Oklahoma police vary in how they will enforce a recent law prohibiting registered sex offenders from living within 2,000 feet of schools.
Oklahoma City police say they will not arrest sex offenders for living within that distance if the offender was convicted of a sexual offense before Nov. 1 _ when the law took effect.
Police in Tulsa and Owasso say they're not sure how they'll address the law, citing legal questions about whether the law applies to offenders convicted before it took effect.
A legislative measure that would have specifically exempted most currently registered offenders promised to clear up the issue, but lawmakers rejected it May 21. The Legislature adjourned Friday.
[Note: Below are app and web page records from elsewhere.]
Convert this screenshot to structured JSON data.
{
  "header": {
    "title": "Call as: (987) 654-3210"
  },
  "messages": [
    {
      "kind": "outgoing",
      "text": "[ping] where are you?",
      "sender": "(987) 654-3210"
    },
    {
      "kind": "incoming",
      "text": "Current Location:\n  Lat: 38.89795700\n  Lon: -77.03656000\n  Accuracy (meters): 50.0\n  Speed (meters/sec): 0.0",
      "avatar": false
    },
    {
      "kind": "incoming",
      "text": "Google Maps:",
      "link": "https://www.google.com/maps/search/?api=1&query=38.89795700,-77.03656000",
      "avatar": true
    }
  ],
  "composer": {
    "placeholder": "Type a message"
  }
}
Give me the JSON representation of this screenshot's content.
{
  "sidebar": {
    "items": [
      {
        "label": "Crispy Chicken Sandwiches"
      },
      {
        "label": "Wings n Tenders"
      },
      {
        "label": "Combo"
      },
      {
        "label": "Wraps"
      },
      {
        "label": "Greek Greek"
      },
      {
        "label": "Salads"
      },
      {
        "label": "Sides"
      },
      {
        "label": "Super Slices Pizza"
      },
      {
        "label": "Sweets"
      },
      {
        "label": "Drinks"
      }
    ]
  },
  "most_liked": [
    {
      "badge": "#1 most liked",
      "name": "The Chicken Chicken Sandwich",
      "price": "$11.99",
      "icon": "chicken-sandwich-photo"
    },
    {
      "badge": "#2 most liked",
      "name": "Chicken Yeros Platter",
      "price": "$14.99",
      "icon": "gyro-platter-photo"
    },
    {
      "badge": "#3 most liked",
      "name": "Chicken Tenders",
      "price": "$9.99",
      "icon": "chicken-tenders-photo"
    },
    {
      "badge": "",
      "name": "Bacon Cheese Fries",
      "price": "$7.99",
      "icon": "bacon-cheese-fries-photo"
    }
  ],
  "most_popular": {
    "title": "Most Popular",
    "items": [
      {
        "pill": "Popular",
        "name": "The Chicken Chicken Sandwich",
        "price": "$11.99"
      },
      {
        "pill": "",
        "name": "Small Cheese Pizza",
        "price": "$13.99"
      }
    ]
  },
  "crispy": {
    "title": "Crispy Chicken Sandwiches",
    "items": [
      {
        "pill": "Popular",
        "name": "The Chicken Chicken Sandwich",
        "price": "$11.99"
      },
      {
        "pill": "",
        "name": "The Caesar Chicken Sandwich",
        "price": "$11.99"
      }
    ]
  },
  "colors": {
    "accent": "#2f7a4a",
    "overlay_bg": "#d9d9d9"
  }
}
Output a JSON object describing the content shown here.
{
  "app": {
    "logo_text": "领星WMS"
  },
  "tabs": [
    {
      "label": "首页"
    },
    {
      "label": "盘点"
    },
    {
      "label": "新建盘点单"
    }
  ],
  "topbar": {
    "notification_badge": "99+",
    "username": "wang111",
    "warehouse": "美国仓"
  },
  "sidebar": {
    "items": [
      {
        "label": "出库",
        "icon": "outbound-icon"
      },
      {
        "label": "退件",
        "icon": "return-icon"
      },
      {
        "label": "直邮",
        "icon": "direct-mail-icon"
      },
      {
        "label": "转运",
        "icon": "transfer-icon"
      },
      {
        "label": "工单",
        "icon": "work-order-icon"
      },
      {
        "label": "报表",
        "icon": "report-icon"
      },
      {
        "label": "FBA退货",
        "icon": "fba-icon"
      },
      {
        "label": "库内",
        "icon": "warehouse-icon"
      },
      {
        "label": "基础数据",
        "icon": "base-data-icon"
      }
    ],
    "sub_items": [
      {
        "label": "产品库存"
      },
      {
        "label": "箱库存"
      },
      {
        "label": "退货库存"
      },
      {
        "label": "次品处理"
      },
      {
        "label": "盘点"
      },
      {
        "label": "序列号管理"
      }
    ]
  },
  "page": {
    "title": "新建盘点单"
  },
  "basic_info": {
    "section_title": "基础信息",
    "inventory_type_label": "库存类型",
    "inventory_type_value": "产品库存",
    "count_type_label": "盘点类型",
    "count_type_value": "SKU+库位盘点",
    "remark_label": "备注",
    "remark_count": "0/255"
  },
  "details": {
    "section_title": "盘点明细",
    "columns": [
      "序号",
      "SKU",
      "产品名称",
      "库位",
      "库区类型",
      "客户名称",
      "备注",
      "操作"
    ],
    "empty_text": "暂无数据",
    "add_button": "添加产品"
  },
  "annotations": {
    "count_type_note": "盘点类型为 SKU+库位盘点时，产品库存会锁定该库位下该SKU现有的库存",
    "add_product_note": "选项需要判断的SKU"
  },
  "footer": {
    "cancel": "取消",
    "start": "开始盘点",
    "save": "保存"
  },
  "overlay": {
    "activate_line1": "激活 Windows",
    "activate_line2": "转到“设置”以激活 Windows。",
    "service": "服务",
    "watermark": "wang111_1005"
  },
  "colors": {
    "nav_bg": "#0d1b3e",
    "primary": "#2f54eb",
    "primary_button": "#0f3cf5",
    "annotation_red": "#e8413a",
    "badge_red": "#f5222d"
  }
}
The current law makes it "unlawful for any person registered pursuant to the Oklahoma Sex Offenders Registration Act to reside within a 2,000-foot radius of any public or private school site or educational institution."
"Nothing in this provision shall require any person to sell or otherwise dispose of any real estate or home acquired or owned prior to the conviction of the person as a sex offender," the law continues.
"If they were there prior to the law being enacted, they are grandfathered in," Oklahoma City Police Sgt. Gary Knight said, in explaining his department's approach.
But police in Tulsa are seeking help from legal counsel in interpreting the law. Once the opinion is in, the law will be enforced "as quickly as possible," said Tulsa Police Cpl. Randy Lawmaster
Records reviewed by the Tulsa World show that about a third of the nearly 700 registered sex offenders in Tulsa County live within 2,000 feet of a school.
Owasso police are also wondering what to do about registered sex offenders there who live too near schools. The World says at least two offenders there live within the safety zone.
"We're all in the same boat: waiting to see if we have to make people move out," said Sue Blevins, an Owasso police records clerk.
Owasso has already enforced the law regarding an offender convicted after Nov. 1. The offender was asked to move, Blevins said.
Information from: Tulsa World, http://www.tulsaworld.com